proved in a more general form in Bochner and Chandrasekharan [BCh1].
Its prototype is due to Hardy [HarMB], [HarRam]. For the completion of
Hardy’s argument [HarMB], see [CZS2].

Example 4.4 (Bochenr-Chandrasekharan and Narasimhan


[ChN2]) In this example we use the residual function for the sum of
residues.

Table 4.3 Relation among variables


old λk µk s z
√ s2
new 2πλk 2πµk 2 2πz 8π

With slight changes (table of variables) in (4.82), we have

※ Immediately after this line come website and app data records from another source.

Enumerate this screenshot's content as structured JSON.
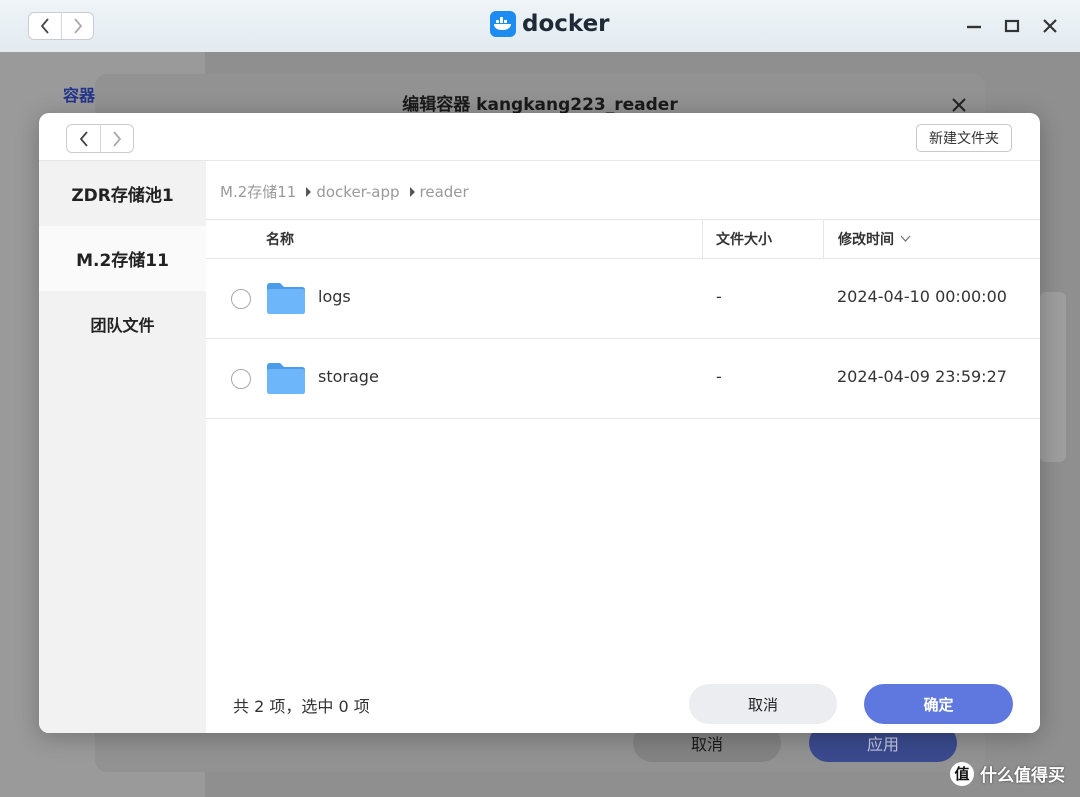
{
  "app": {
    "title": "docker",
    "sidebar_label": "容器"
  },
  "edit_dialog": {
    "title": "编辑容器 kangkang223_reader",
    "cancel_label": "取消",
    "apply_label": "应用"
  },
  "picker": {
    "new_folder_label": "新建文件夹",
    "sidebar": {
      "items": [
        {
          "label": "ZDR存储池1",
          "active": false
        },
        {
          "label": "M.2存储11",
          "active": true
        },
        {
          "label": "团队文件",
          "active": false
        }
      ]
    },
    "breadcrumb": [
      "M.2存储11",
      "docker-app",
      "reader"
    ],
    "columns": {
      "name": "名称",
      "size": "文件大小",
      "modified": "修改时间"
    },
    "rows": [
      {
        "name": "logs",
        "size": "-",
        "modified": "2024-04-10 00:00:00"
      },
      {
        "name": "storage",
        "size": "-",
        "modified": "2024-04-09 23:59:27"
      }
    ],
    "footer": {
      "count_text": "共 2 项，选中 0 项",
      "cancel_label": "取消",
      "ok_label": "确定"
    }
  },
  "watermark": {
    "badge": "值",
    "text": "什么值得买"
  },
  "colors": {
    "accent": "#5f78e0",
    "folder": "#5aa9f5",
    "docker_blue": "#1d8cf0"
  }
}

∑ ( )ν2 ( √ )
αk s2
2 ν Kν s λk
(2πλ k) 2 8π
k=1
October 28, 2014 9:23 BC: 8711 – Contributions to the Theory of Zeta-Functions modularrelation page 143

1,1 2,0
Fourier-Bessel Expansion H1,1 ↔ H0,2 143


∑ (8π)r−ν
= Γ(r − ν) βk r−ν
(s2 + 16π 2 µk )
k=1
∫ ( 2 )ν−z
1 s
+ Γ(z − ν)χ(z) dz, (4.110)
2πi C 8π
where C is a curve encircling all of sk , 1 ≤ k ≤ L.

Exercise 4.6 Deduce the following from Exercise 4.3